### [REQUIRED WORK]
If a line in the data below includes the string "title", please return a copy of it.
*** GIVEN DATA Section Begins ***
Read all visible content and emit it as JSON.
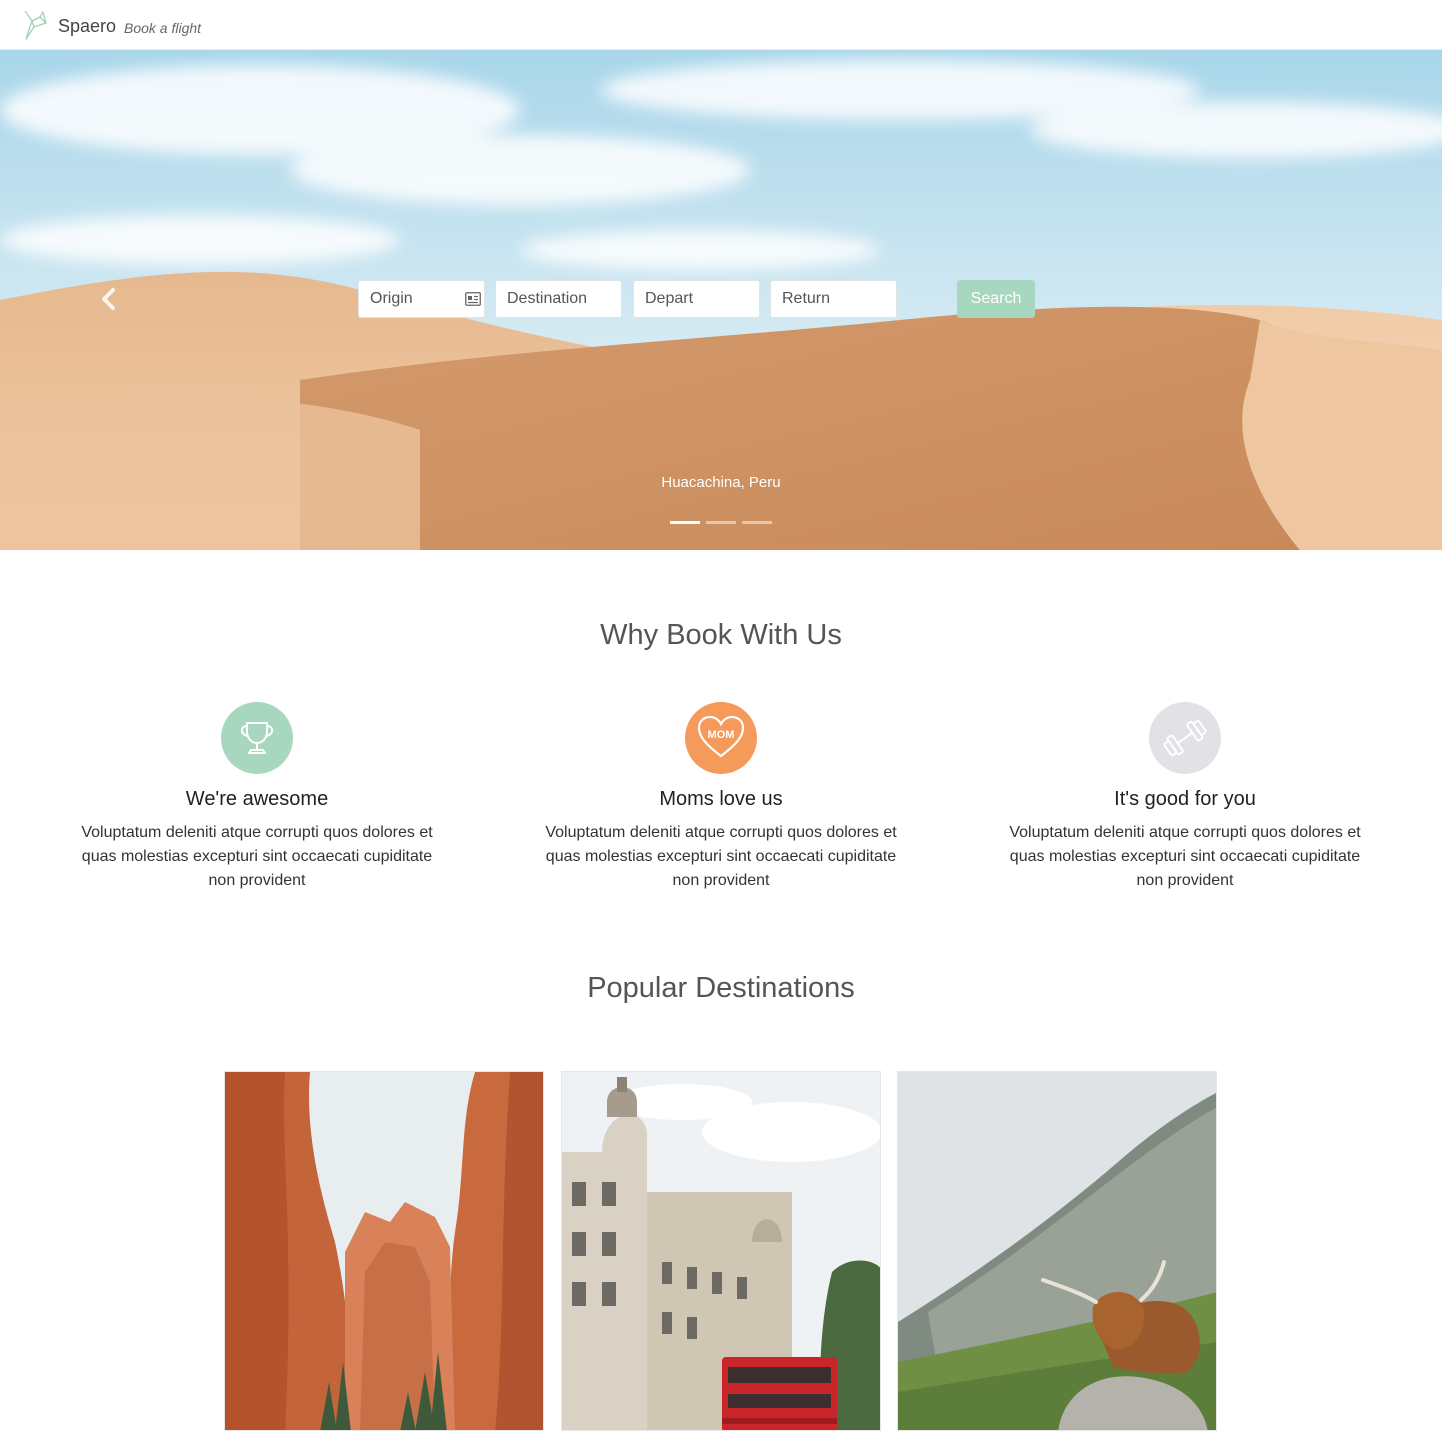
{
  "navbar": {
    "brand": "Spaero",
    "tagline": "Book a flight",
    "logo_icon": "origami-bird-icon",
    "accent": "#a8d7bf"
  },
  "hero": {
    "form": {
      "origin_placeholder": "Origin",
      "origin_icon": "address-card-icon",
      "destination_placeholder": "Destination",
      "depart_placeholder": "Depart",
      "return_placeholder": "Return",
      "search_label": "Search"
    },
    "caption": "Huacachina, Peru",
    "prev_icon": "chevron-left-icon",
    "slides": {
      "count": 3,
      "active": 1
    }
  },
  "why": {
    "title": "Why Book With Us",
    "features": [
      {
        "icon": "trophy-icon",
        "icon_bg": "#a8d7bf",
        "heading": "We're awesome",
        "text": "Voluptatum deleniti atque corrupti quos dolores et quas molestias excepturi sint occaecati cupiditate non provident"
      },
      {
        "icon": "mom-heart-icon",
        "icon_bg": "#f59a5b",
        "heading": "Moms love us",
        "text": "Voluptatum deleniti atque corrupti quos dolores et quas molestias excepturi sint occaecati cupiditate non provident",
        "icon_text": "MOM"
      },
      {
        "icon": "dumbbell-icon",
        "icon_bg": "#e2e2e6",
        "heading": "It's good for you",
        "text": "Voluptatum deleniti atque corrupti quos dolores et quas molestias excepturi sint occaecati cupiditate non provident"
      }
    ]
  },
  "popular": {
    "title": "Popular Destinations",
    "cards": [
      {
        "image": "red-rock-canyon-photo"
      },
      {
        "image": "london-building-red-bus-photo"
      },
      {
        "image": "highland-cow-mountain-photo"
      }
    ]
  }
}
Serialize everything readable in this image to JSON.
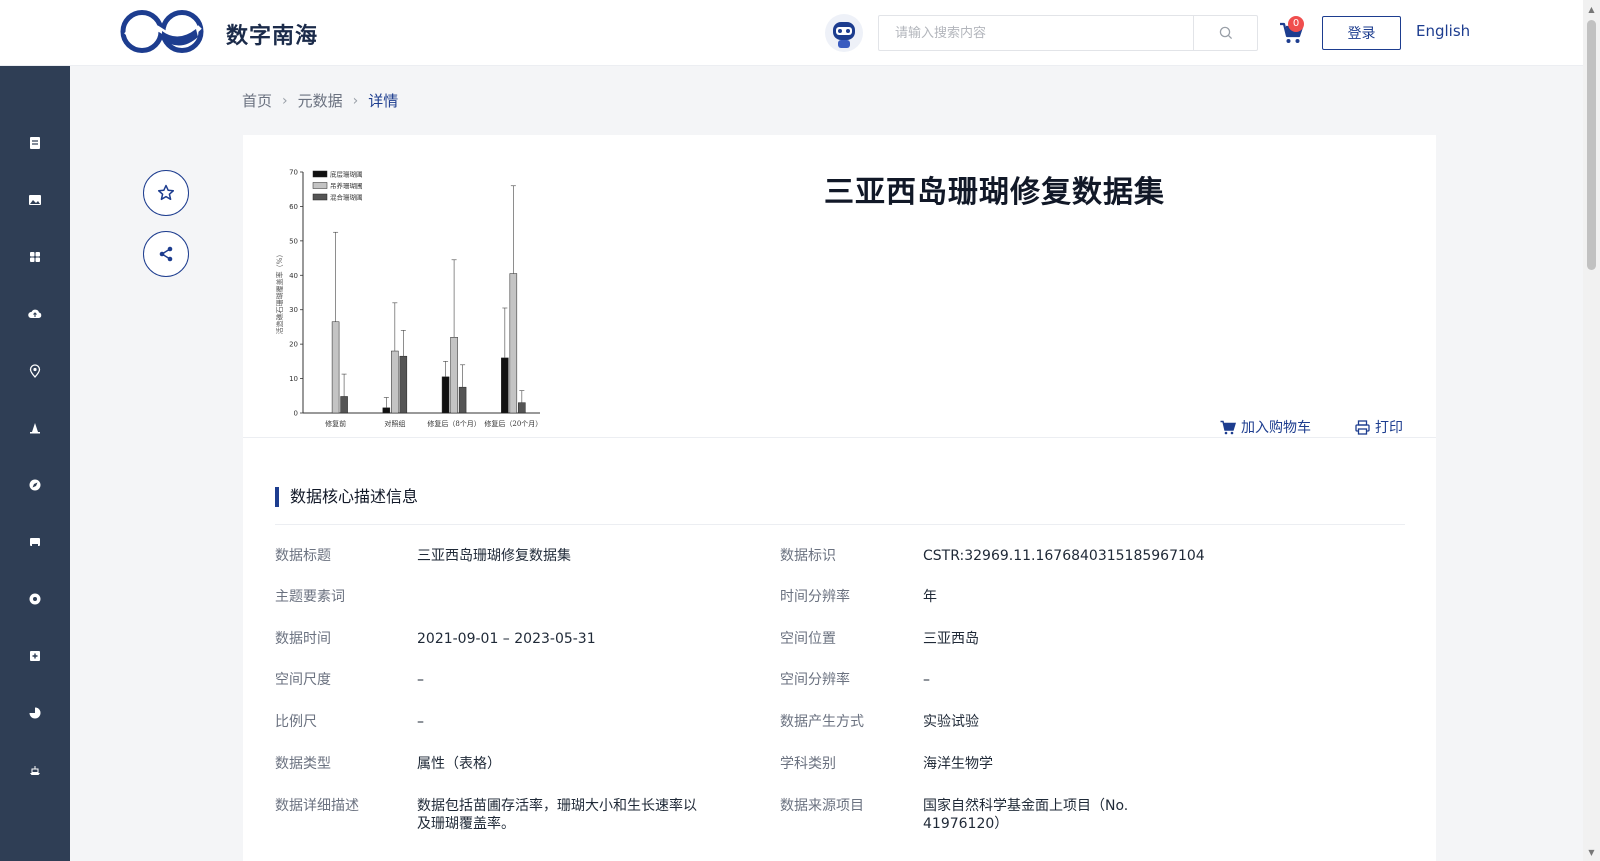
{
  "header": {
    "brand": "数字南海",
    "search_placeholder": "请输入搜索内容",
    "cart_count": "0",
    "login_label": "登录",
    "language_label": "English"
  },
  "sidebar": {
    "icons": [
      "document-icon",
      "image-icon",
      "grid-icon",
      "cloud-upload-icon",
      "location-pin-icon",
      "station-icon",
      "compass-icon",
      "bookmark-card-icon",
      "globe-icon",
      "medical-kit-icon",
      "pie-chart-icon",
      "ship-icon"
    ]
  },
  "breadcrumb": {
    "home": "首页",
    "metadata": "元数据",
    "current": "详情"
  },
  "dataset": {
    "title": "三亚西岛珊瑚修复数据集",
    "add_to_cart": "加入购物车",
    "print": "打印"
  },
  "thumbnail": {
    "chart_data": {
      "type": "bar",
      "ylabel": "活造礁石珊瑚覆盖率（%）",
      "ylim": [
        0,
        70
      ],
      "yticks": [
        0,
        10,
        20,
        30,
        40,
        50,
        60,
        70
      ],
      "categories": [
        "修复前",
        "对照组",
        "修复后（8个月）",
        "修复后（20个月）"
      ],
      "series": [
        {
          "name": "底层珊瑚圃",
          "color": "#111111",
          "values": [
            0,
            1.5,
            10.5,
            16
          ],
          "errors": [
            0,
            3,
            4.5,
            14.5
          ]
        },
        {
          "name": "吊养珊瑚圃",
          "color": "#c4c4c4",
          "values": [
            26.5,
            18,
            22,
            40.5
          ],
          "errors": [
            26,
            14,
            22.5,
            25.5
          ]
        },
        {
          "name": "混合珊瑚圃",
          "color": "#555555",
          "values": [
            4.8,
            16.5,
            7.5,
            3
          ],
          "errors": [
            6.5,
            7.5,
            6.5,
            3.5
          ]
        }
      ]
    }
  },
  "section": {
    "title": "数据核心描述信息"
  },
  "metadata": {
    "left": [
      {
        "label": "数据标题",
        "value": "三亚西岛珊瑚修复数据集"
      },
      {
        "label": "主题要素词",
        "value": ""
      },
      {
        "label": "数据时间",
        "value": "2021-09-01 – 2023-05-31"
      },
      {
        "label": "空间尺度",
        "value": "–"
      },
      {
        "label": "比例尺",
        "value": "–"
      },
      {
        "label": "数据类型",
        "value": "属性（表格）"
      },
      {
        "label": "数据详细描述",
        "value_line1": "数据包括苗圃存活率，珊瑚大小和生长速率以",
        "value_line2": "及珊瑚覆盖率。"
      }
    ],
    "right": [
      {
        "label": "数据标识",
        "value": "CSTR:32969.11.1676840315185967104"
      },
      {
        "label": "时间分辨率",
        "value": "年"
      },
      {
        "label": "空间位置",
        "value": "三亚西岛"
      },
      {
        "label": "空间分辨率",
        "value": "–"
      },
      {
        "label": "数据产生方式",
        "value": "实验试验"
      },
      {
        "label": "学科类别",
        "value": "海洋生物学"
      },
      {
        "label": "数据来源项目",
        "value_line1": "国家自然科学基金面上项目（No.",
        "value_line2": "41976120）"
      }
    ]
  }
}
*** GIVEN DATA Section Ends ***
### [ANSWER TO THIS TASK]
    "title": "Why Book With Us",
    "title": "Popular Destinations",
    "title": "三亚西岛珊瑚修复数据集",
    "title": "数据核心描述信息"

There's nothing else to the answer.